MANILA, Philippines – The Society for Worldwide Interbank Financial Telecommunication (SWIFT), a global financial messaging network, said it was not at fault in the remittance of the stolen $81-million Bangladesh Bank funds to the Philippines, as its system was not breached.
“We have very strong certainty that our system has never been compromised. We are very sure that there is no breach at all in the network,” Alain Raes, chief executive for SWIFT Asia Pacific as well as Europe, Middle East and Africa, said in a media briefing in Makati City on Thursday, April 7.
Raes added member-banks are responsible for ensuring the safety of all of their transactions.
“We need to differentiate the responsibility of SWIFT and the responsibility of banks. It is the responsibility of the banks [to ensure] there is nothing wrong going on in their part of the chain,” Raes said.
On February 4, a SWIFT code was sent to the Rizal Commercial Banking Corporation (RCBC), ordering an inward remittance of $81 million to the Philippines from the account of Bangladesh Bank in downtown Manhattan.
It was found out that unknown cyber criminals hacked the computer systems of Bangladesh Bank, attempting to steal a total of $951 million from its account at the Federal Reserve Bank of New York. (READ: TIMELINE: Tracing the $81-million stolen fund from Bangladesh Bank)
Most of the attempted transfers were blocked by the New York bank, but $81 million was transferred to 5 fake RCBC accounts in the Philippines, using the SWIFT system. (READ: Network: Who’s who in the RCBC money-laundering scam)

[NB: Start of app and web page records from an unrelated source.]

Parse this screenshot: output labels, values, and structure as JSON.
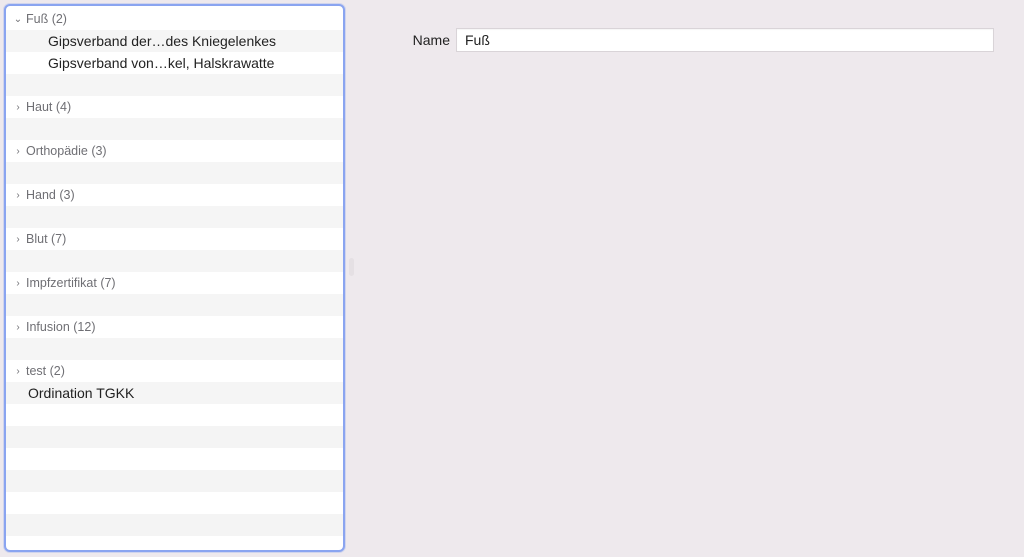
{
  "detail": {
    "name_label": "Name",
    "name_value": "Fuß"
  },
  "sidebar": {
    "groups": [
      {
        "id": "fuss",
        "label": "Fuß (2)",
        "expanded": true,
        "children": [
          "Gipsverband der…des Kniegelenkes",
          "Gipsverband von…kel, Halskrawatte"
        ]
      },
      {
        "id": "haut",
        "label": "Haut (4)",
        "expanded": false,
        "children": []
      },
      {
        "id": "ortho",
        "label": "Orthopädie (3)",
        "expanded": false,
        "children": []
      },
      {
        "id": "hand",
        "label": "Hand (3)",
        "expanded": false,
        "children": []
      },
      {
        "id": "blut",
        "label": "Blut (7)",
        "expanded": false,
        "children": []
      },
      {
        "id": "impf",
        "label": "Impfzertifikat (7)",
        "expanded": false,
        "children": []
      },
      {
        "id": "infusion",
        "label": "Infusion (12)",
        "expanded": false,
        "children": []
      },
      {
        "id": "test",
        "label": "test (2)",
        "expanded": false,
        "children": []
      }
    ],
    "flat_items": [
      "Ordination TGKK"
    ]
  },
  "glyphs": {
    "chev_down": "⌄",
    "chev_right": "›"
  }
}
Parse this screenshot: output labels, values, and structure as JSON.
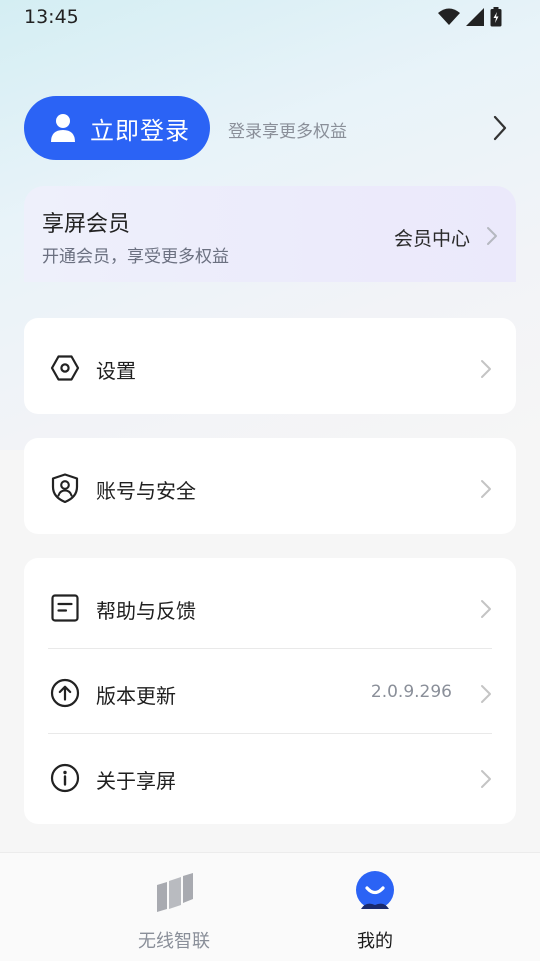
{
  "status_bar": {
    "time": "13:45"
  },
  "login": {
    "button_label": "立即登录",
    "subtitle": "登录享更多权益"
  },
  "vip": {
    "title": "享屏会员",
    "subtitle": "开通会员，享受更多权益",
    "center_label": "会员中心"
  },
  "menu": {
    "settings": "设置",
    "account_security": "账号与安全",
    "help_feedback": "帮助与反馈",
    "version_update": "版本更新",
    "version_value": "2.0.9.296",
    "about": "关于享屏"
  },
  "bottom_nav": {
    "items": [
      {
        "label": "无线智联",
        "icon": "cast-screens-icon",
        "active": false
      },
      {
        "label": "我的",
        "icon": "profile-face-icon",
        "active": true
      }
    ]
  },
  "colors": {
    "accent": "#2b63f5",
    "text_primary": "#1f1f1f",
    "text_secondary": "#8a8f99",
    "inactive_nav": "#8a8f99"
  }
}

Raes said that SWIFT is only responsible for informing their clients of all the transactions, as well as the security measures it undertakes.
“It is our responsibility to make sure that everyone is informed in the reality of security,” he said.
“There is a certain number of investigations undertaken by local authorities in Bangladesh and it is really up to their responsibility in this investigation. We leave these to the authorities to continue the investigation,” Raes added.
Business as usual
For SWIFT, it’s business as usual despite the fallout surrounding the $81-million bank heist.
“We tend to treat every single transaction the same way. They’re all important to us. We will have the same principles of security,” Raes said.
Even with the money laundering scandal, Raes said they still expect that transactions of Philippine banks would grow further.
“There are 45,000 transactions [under the SWIFT system] going from the Filipino banks to the rest of the world, which yearly grows 15%,” he said.
“Asia is really becoming the fastest engine of growth of the company. In the coming years, [the Philippines is expected to be] one of the largest parts of the business.”
Brussels-based SWIFT, a cooperative owned by some 3,000 global financial institutions, does not transfer funds, but sends payment instructions between institutions’ accounts, using codes. – Rappler.com